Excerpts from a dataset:
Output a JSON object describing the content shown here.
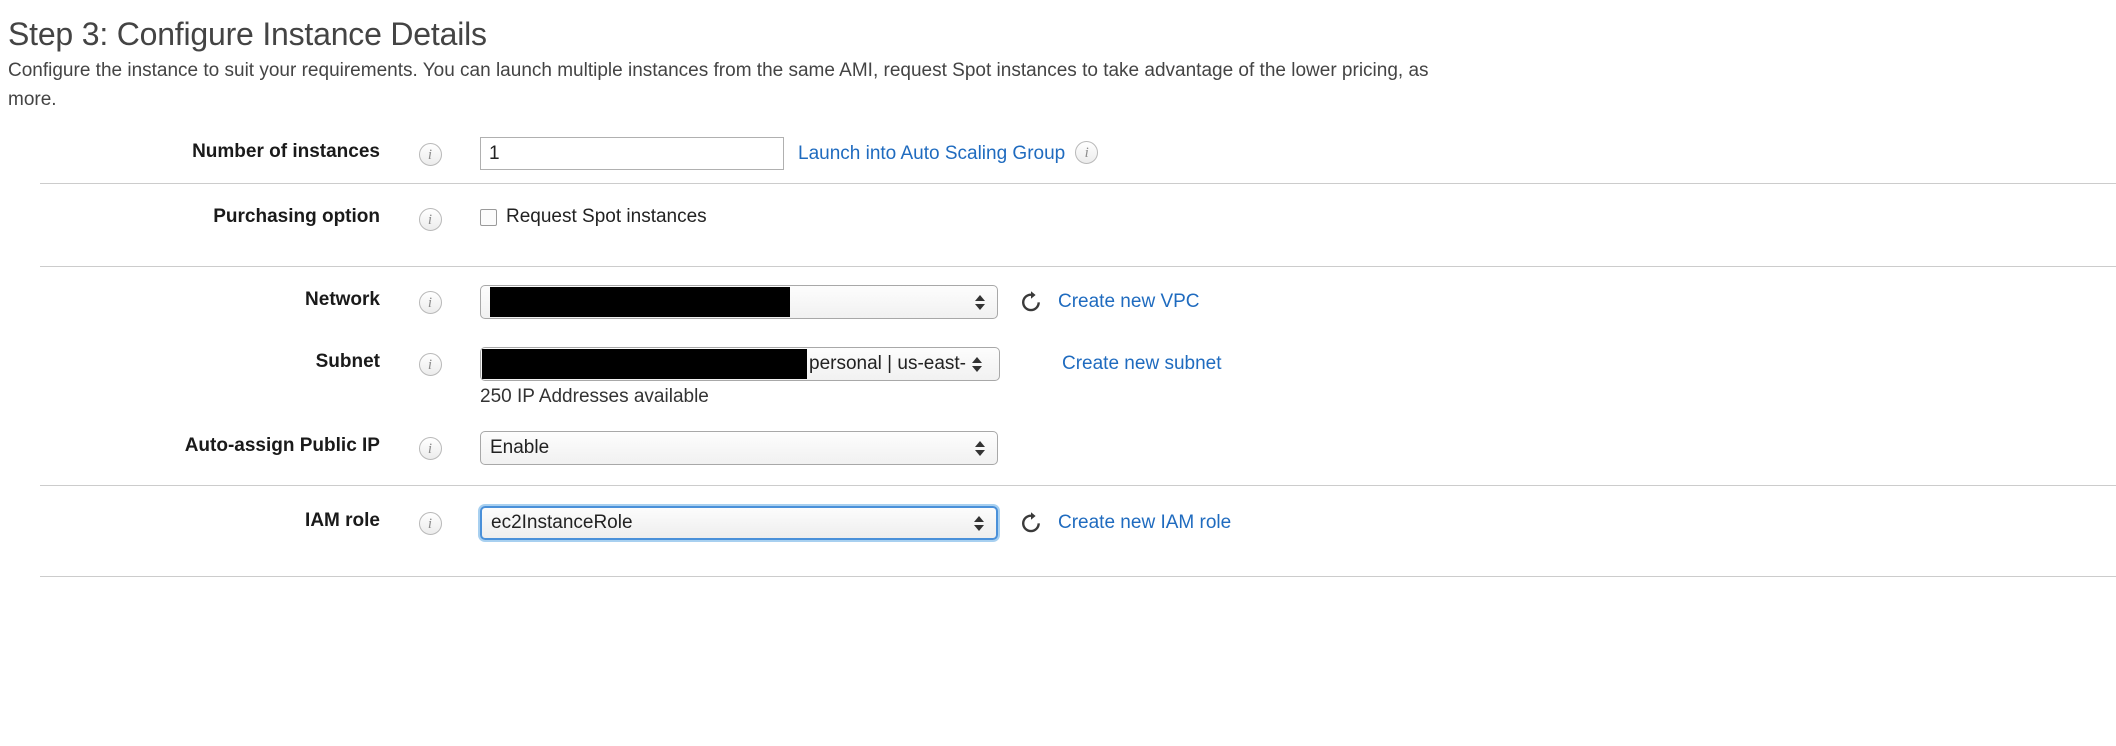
{
  "header": {
    "title": "Step 3: Configure Instance Details",
    "description_line1": "Configure the instance to suit your requirements. You can launch multiple instances from the same AMI, request Spot instances to take advantage of the lower pricing, as",
    "description_line2": "more."
  },
  "colors": {
    "link": "#1f6bbf",
    "focus_ring": "#4a90d9",
    "divider": "#cccccc",
    "redaction": "#000000"
  },
  "form": {
    "number_of_instances": {
      "label": "Number of instances",
      "info_icon": "info-icon",
      "value": "1",
      "link_label": "Launch into Auto Scaling Group",
      "link_info_icon": "info-icon"
    },
    "purchasing_option": {
      "label": "Purchasing option",
      "info_icon": "info-icon",
      "checkbox_label": "Request Spot instances",
      "checked": false
    },
    "network": {
      "label": "Network",
      "info_icon": "info-icon",
      "value": "",
      "redacted": true,
      "refresh_icon": "refresh-icon",
      "link_label": "Create new VPC"
    },
    "subnet": {
      "label": "Subnet",
      "info_icon": "info-icon",
      "value_visible": "personal | us-east-",
      "redacted": true,
      "helper_text": "250 IP Addresses available",
      "link_label": "Create new subnet"
    },
    "auto_assign_public_ip": {
      "label": "Auto-assign Public IP",
      "info_icon": "info-icon",
      "value": "Enable"
    },
    "iam_role": {
      "label": "IAM role",
      "info_icon": "info-icon",
      "value": "ec2InstanceRole",
      "focused": true,
      "refresh_icon": "refresh-icon",
      "link_label": "Create new IAM role"
    }
  }
}
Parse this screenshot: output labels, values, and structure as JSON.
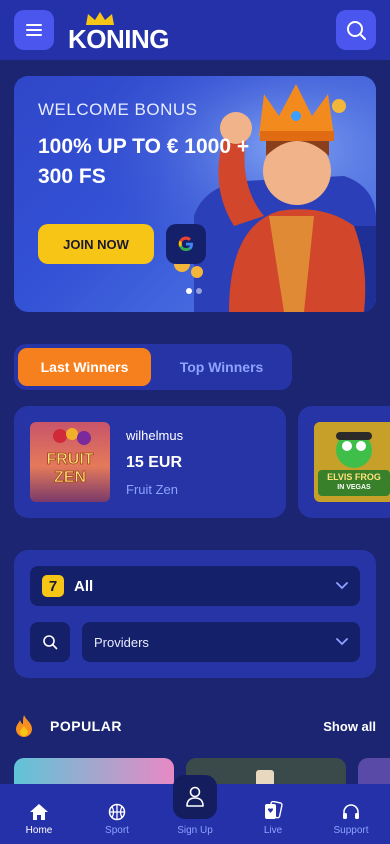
{
  "header": {
    "logo_text": "KONING"
  },
  "hero": {
    "welcome": "WELCOME BONUS",
    "headline": "100% UP TO € 1000 + 300 FS",
    "join_label": "JOIN NOW",
    "google_letter": "G"
  },
  "tabs": [
    {
      "label": "Last Winners",
      "active": true
    },
    {
      "label": "Top Winners",
      "active": false
    }
  ],
  "winners": [
    {
      "user": "wilhelmus",
      "amount": "15 EUR",
      "game": "Fruit Zen",
      "thumb_text": "FRUIT ZEN"
    },
    {
      "thumb_text": "ELVIS FROG IN VEGAS"
    }
  ],
  "filters": {
    "category_icon": "7",
    "category_label": "All",
    "providers_label": "Providers"
  },
  "popular": {
    "title": "POPULAR",
    "show_all": "Show all"
  },
  "nav": [
    {
      "label": "Home",
      "icon": "home-icon"
    },
    {
      "label": "Sport",
      "icon": "basketball-icon"
    },
    {
      "label": "Sign Up",
      "icon": "user-icon"
    },
    {
      "label": "Live",
      "icon": "cards-icon"
    },
    {
      "label": "Support",
      "icon": "headset-icon"
    }
  ],
  "colors": {
    "accent_orange": "#f7801e",
    "accent_yellow": "#f6c515",
    "bg": "#1b2572",
    "panel": "#2734a6"
  }
}
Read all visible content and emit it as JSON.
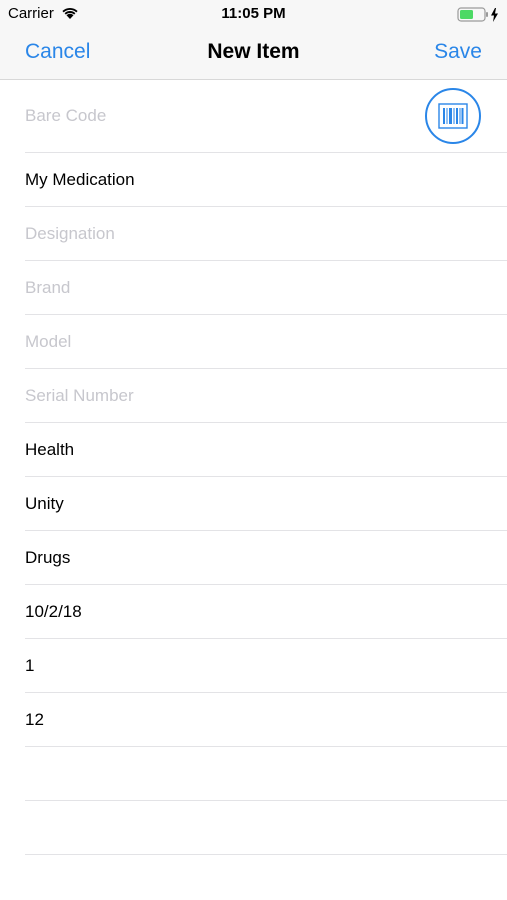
{
  "status_bar": {
    "carrier": "Carrier",
    "time": "11:05 PM",
    "wifi_icon": "wifi-icon",
    "battery_icon": "battery-charging-icon",
    "battery_color": "#4cd964"
  },
  "nav": {
    "cancel_label": "Cancel",
    "title": "New Item",
    "save_label": "Save",
    "accent_color": "#2a86e8"
  },
  "form": {
    "barcode": {
      "value": "",
      "placeholder": "Bare Code"
    },
    "barcode_button_icon": "barcode-icon",
    "name": {
      "value": "My Medication"
    },
    "designation": {
      "value": "",
      "placeholder": "Designation"
    },
    "brand": {
      "value": "",
      "placeholder": "Brand"
    },
    "model": {
      "value": "",
      "placeholder": "Model"
    },
    "serial": {
      "value": "",
      "placeholder": "Serial Number"
    },
    "category": {
      "value": "Health"
    },
    "unit": {
      "value": "Unity"
    },
    "type": {
      "value": "Drugs"
    },
    "date": {
      "value": "10/2/18"
    },
    "quantity": {
      "value": "1"
    },
    "count": {
      "value": "12"
    },
    "extra1": {
      "value": ""
    },
    "extra2": {
      "value": ""
    }
  }
}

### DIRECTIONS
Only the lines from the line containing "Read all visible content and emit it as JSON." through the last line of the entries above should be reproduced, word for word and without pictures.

### EXERCISE RESULT
Read all visible content and emit it as JSON.
{
  "status_bar": {
    "carrier": "Carrier",
    "time": "11:05 PM",
    "wifi_icon": "wifi-icon",
    "battery_icon": "battery-charging-icon",
    "battery_color": "#4cd964"
  },
  "nav": {
    "cancel_label": "Cancel",
    "title": "New Item",
    "save_label": "Save",
    "accent_color": "#2a86e8"
  },
  "form": {
    "barcode": {
      "value": "",
      "placeholder": "Bare Code"
    },
    "barcode_button_icon": "barcode-icon",
    "name": {
      "value": "My Medication"
    },
    "designation": {
      "value": "",
      "placeholder": "Designation"
    },
    "brand": {
      "value": "",
      "placeholder": "Brand"
    },
    "model": {
      "value": "",
      "placeholder": "Model"
    },
    "serial": {
      "value": "",
      "placeholder": "Serial Number"
    },
    "category": {
      "value": "Health"
    },
    "unit": {
      "value": "Unity"
    },
    "type": {
      "value": "Drugs"
    },
    "date": {
      "value": "10/2/18"
    },
    "quantity": {
      "value": "1"
    },
    "count": {
      "value": "12"
    },
    "extra1": {
      "value": ""
    },
    "extra2": {
      "value": ""
    }
  }
}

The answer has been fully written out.